The title is self-explanatory — for $35, you can secure your very own Lambo.

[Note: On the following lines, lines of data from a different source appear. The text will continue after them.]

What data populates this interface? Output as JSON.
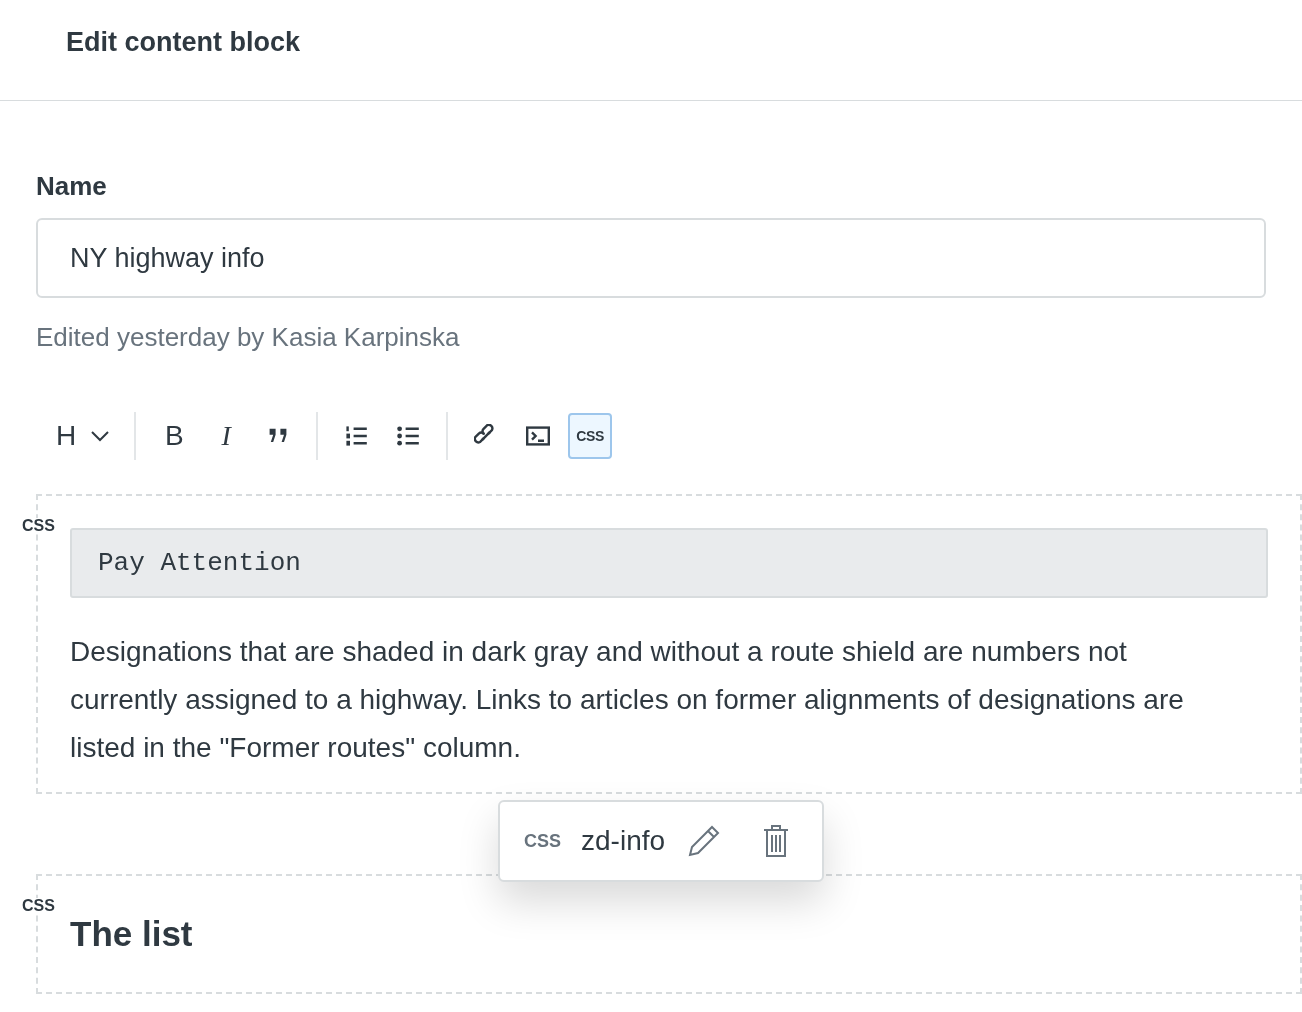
{
  "header": {
    "title": "Edit content block"
  },
  "name_field": {
    "label": "Name",
    "value": "NY highway info",
    "hint": "Edited yesterday by Kasia Karpinska"
  },
  "toolbar": [
    {
      "kind": "heading",
      "label": "H",
      "selected": false
    },
    {
      "kind": "divider"
    },
    {
      "kind": "bold",
      "label": "B",
      "selected": false
    },
    {
      "kind": "italic",
      "label": "I",
      "selected": false
    },
    {
      "kind": "quote",
      "selected": false
    },
    {
      "kind": "divider"
    },
    {
      "kind": "numbered",
      "selected": false
    },
    {
      "kind": "bullets",
      "selected": false
    },
    {
      "kind": "divider"
    },
    {
      "kind": "link",
      "selected": false
    },
    {
      "kind": "terminal",
      "selected": false
    },
    {
      "kind": "css",
      "label": "CSS",
      "selected": true
    }
  ],
  "blocks": [
    {
      "css_tag": "CSS",
      "content": [
        {
          "kind": "code",
          "text": "Pay Attention"
        },
        {
          "kind": "paragraph",
          "text": "Designations that are shaded in dark gray and without a route shield are numbers not currently assigned to a highway. Links to articles on former alignments of designations are listed in the \"Former routes\" column."
        }
      ]
    },
    {
      "css_tag": "CSS",
      "content": [
        {
          "kind": "heading",
          "text": "The list"
        }
      ]
    }
  ],
  "popover": {
    "tag": "CSS",
    "class_name": "zd-info"
  }
}
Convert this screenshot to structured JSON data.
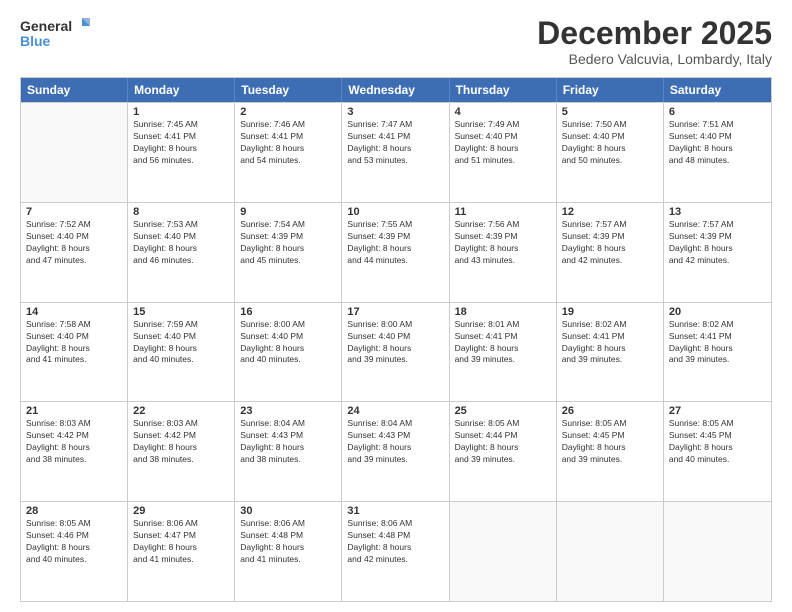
{
  "logo": {
    "line1": "General",
    "line2": "Blue"
  },
  "title": "December 2025",
  "subtitle": "Bedero Valcuvia, Lombardy, Italy",
  "header_days": [
    "Sunday",
    "Monday",
    "Tuesday",
    "Wednesday",
    "Thursday",
    "Friday",
    "Saturday"
  ],
  "weeks": [
    [
      {
        "day": "",
        "sunrise": "",
        "sunset": "",
        "daylight": ""
      },
      {
        "day": "1",
        "sunrise": "Sunrise: 7:45 AM",
        "sunset": "Sunset: 4:41 PM",
        "daylight": "Daylight: 8 hours",
        "daylight2": "and 56 minutes."
      },
      {
        "day": "2",
        "sunrise": "Sunrise: 7:46 AM",
        "sunset": "Sunset: 4:41 PM",
        "daylight": "Daylight: 8 hours",
        "daylight2": "and 54 minutes."
      },
      {
        "day": "3",
        "sunrise": "Sunrise: 7:47 AM",
        "sunset": "Sunset: 4:41 PM",
        "daylight": "Daylight: 8 hours",
        "daylight2": "and 53 minutes."
      },
      {
        "day": "4",
        "sunrise": "Sunrise: 7:49 AM",
        "sunset": "Sunset: 4:40 PM",
        "daylight": "Daylight: 8 hours",
        "daylight2": "and 51 minutes."
      },
      {
        "day": "5",
        "sunrise": "Sunrise: 7:50 AM",
        "sunset": "Sunset: 4:40 PM",
        "daylight": "Daylight: 8 hours",
        "daylight2": "and 50 minutes."
      },
      {
        "day": "6",
        "sunrise": "Sunrise: 7:51 AM",
        "sunset": "Sunset: 4:40 PM",
        "daylight": "Daylight: 8 hours",
        "daylight2": "and 48 minutes."
      }
    ],
    [
      {
        "day": "7",
        "sunrise": "Sunrise: 7:52 AM",
        "sunset": "Sunset: 4:40 PM",
        "daylight": "Daylight: 8 hours",
        "daylight2": "and 47 minutes."
      },
      {
        "day": "8",
        "sunrise": "Sunrise: 7:53 AM",
        "sunset": "Sunset: 4:40 PM",
        "daylight": "Daylight: 8 hours",
        "daylight2": "and 46 minutes."
      },
      {
        "day": "9",
        "sunrise": "Sunrise: 7:54 AM",
        "sunset": "Sunset: 4:39 PM",
        "daylight": "Daylight: 8 hours",
        "daylight2": "and 45 minutes."
      },
      {
        "day": "10",
        "sunrise": "Sunrise: 7:55 AM",
        "sunset": "Sunset: 4:39 PM",
        "daylight": "Daylight: 8 hours",
        "daylight2": "and 44 minutes."
      },
      {
        "day": "11",
        "sunrise": "Sunrise: 7:56 AM",
        "sunset": "Sunset: 4:39 PM",
        "daylight": "Daylight: 8 hours",
        "daylight2": "and 43 minutes."
      },
      {
        "day": "12",
        "sunrise": "Sunrise: 7:57 AM",
        "sunset": "Sunset: 4:39 PM",
        "daylight": "Daylight: 8 hours",
        "daylight2": "and 42 minutes."
      },
      {
        "day": "13",
        "sunrise": "Sunrise: 7:57 AM",
        "sunset": "Sunset: 4:39 PM",
        "daylight": "Daylight: 8 hours",
        "daylight2": "and 42 minutes."
      }
    ],
    [
      {
        "day": "14",
        "sunrise": "Sunrise: 7:58 AM",
        "sunset": "Sunset: 4:40 PM",
        "daylight": "Daylight: 8 hours",
        "daylight2": "and 41 minutes."
      },
      {
        "day": "15",
        "sunrise": "Sunrise: 7:59 AM",
        "sunset": "Sunset: 4:40 PM",
        "daylight": "Daylight: 8 hours",
        "daylight2": "and 40 minutes."
      },
      {
        "day": "16",
        "sunrise": "Sunrise: 8:00 AM",
        "sunset": "Sunset: 4:40 PM",
        "daylight": "Daylight: 8 hours",
        "daylight2": "and 40 minutes."
      },
      {
        "day": "17",
        "sunrise": "Sunrise: 8:00 AM",
        "sunset": "Sunset: 4:40 PM",
        "daylight": "Daylight: 8 hours",
        "daylight2": "and 39 minutes."
      },
      {
        "day": "18",
        "sunrise": "Sunrise: 8:01 AM",
        "sunset": "Sunset: 4:41 PM",
        "daylight": "Daylight: 8 hours",
        "daylight2": "and 39 minutes."
      },
      {
        "day": "19",
        "sunrise": "Sunrise: 8:02 AM",
        "sunset": "Sunset: 4:41 PM",
        "daylight": "Daylight: 8 hours",
        "daylight2": "and 39 minutes."
      },
      {
        "day": "20",
        "sunrise": "Sunrise: 8:02 AM",
        "sunset": "Sunset: 4:41 PM",
        "daylight": "Daylight: 8 hours",
        "daylight2": "and 39 minutes."
      }
    ],
    [
      {
        "day": "21",
        "sunrise": "Sunrise: 8:03 AM",
        "sunset": "Sunset: 4:42 PM",
        "daylight": "Daylight: 8 hours",
        "daylight2": "and 38 minutes."
      },
      {
        "day": "22",
        "sunrise": "Sunrise: 8:03 AM",
        "sunset": "Sunset: 4:42 PM",
        "daylight": "Daylight: 8 hours",
        "daylight2": "and 38 minutes."
      },
      {
        "day": "23",
        "sunrise": "Sunrise: 8:04 AM",
        "sunset": "Sunset: 4:43 PM",
        "daylight": "Daylight: 8 hours",
        "daylight2": "and 38 minutes."
      },
      {
        "day": "24",
        "sunrise": "Sunrise: 8:04 AM",
        "sunset": "Sunset: 4:43 PM",
        "daylight": "Daylight: 8 hours",
        "daylight2": "and 39 minutes."
      },
      {
        "day": "25",
        "sunrise": "Sunrise: 8:05 AM",
        "sunset": "Sunset: 4:44 PM",
        "daylight": "Daylight: 8 hours",
        "daylight2": "and 39 minutes."
      },
      {
        "day": "26",
        "sunrise": "Sunrise: 8:05 AM",
        "sunset": "Sunset: 4:45 PM",
        "daylight": "Daylight: 8 hours",
        "daylight2": "and 39 minutes."
      },
      {
        "day": "27",
        "sunrise": "Sunrise: 8:05 AM",
        "sunset": "Sunset: 4:45 PM",
        "daylight": "Daylight: 8 hours",
        "daylight2": "and 40 minutes."
      }
    ],
    [
      {
        "day": "28",
        "sunrise": "Sunrise: 8:05 AM",
        "sunset": "Sunset: 4:46 PM",
        "daylight": "Daylight: 8 hours",
        "daylight2": "and 40 minutes."
      },
      {
        "day": "29",
        "sunrise": "Sunrise: 8:06 AM",
        "sunset": "Sunset: 4:47 PM",
        "daylight": "Daylight: 8 hours",
        "daylight2": "and 41 minutes."
      },
      {
        "day": "30",
        "sunrise": "Sunrise: 8:06 AM",
        "sunset": "Sunset: 4:48 PM",
        "daylight": "Daylight: 8 hours",
        "daylight2": "and 41 minutes."
      },
      {
        "day": "31",
        "sunrise": "Sunrise: 8:06 AM",
        "sunset": "Sunset: 4:48 PM",
        "daylight": "Daylight: 8 hours",
        "daylight2": "and 42 minutes."
      },
      {
        "day": "",
        "sunrise": "",
        "sunset": "",
        "daylight": ""
      },
      {
        "day": "",
        "sunrise": "",
        "sunset": "",
        "daylight": ""
      },
      {
        "day": "",
        "sunrise": "",
        "sunset": "",
        "daylight": ""
      }
    ]
  ]
}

But, until the car arrives at your door, you won't know if you bought a toy model, a remote control car, a kiddie car, or a full-sized vehicle.
Out of the 2,755 automobiles entrants might receive, only one is a pre-owned Lamborghini Aventador Coupe — a ride that retails for approximately $300,000. Four are preowned Lamborghini Gallardos, which go for around $100,000 each.
250 second-place winners will receive a Lamborghini Aventador Ride-On Car — essentially a battery-powered car for kids.
The consolation prize for 2,500 third-place winners is a 1:24 scale remote control Lamborghini Aventador SVJ.
Much like MSCHF's other drops, Everyone Gets a Car operates on the same tantalizing model that makes lotto tickets so appealing: the odds aren't great, but for a nominal fee, it's worth taking a shot.
In October, the Brooklyn-based pranksters purchased an original Andy Warhol for $20,000 and promptly made 999 forgeries of the drawing, allegedly obliterating any evidence of which was the real deal.
All 1,000 editions were sold for $250. MSCHF managed to seduce participants into making a purchase, without knowing exactly what they were paying for — the same magic of Everyone Gets a Car.
MrBeast is no stranger to the, well, mischievous world of MSCHF.
In 2020, the duo released a mobile game called Finger on the App, which challenged players to hold a finger to the screen of their smartphone for as long as possible.
Ultimately, four people kept a finger in place for over 70 hours, a feat that won them each $20,000. MrBeast recreated a similar stunt with an actual Lamborghini in a recent viral video.
Everyone Gets a Car launches at a dedicated website on November 22 at 11 a.m. EST. So go ahead, try your luck — after all, everyone wins.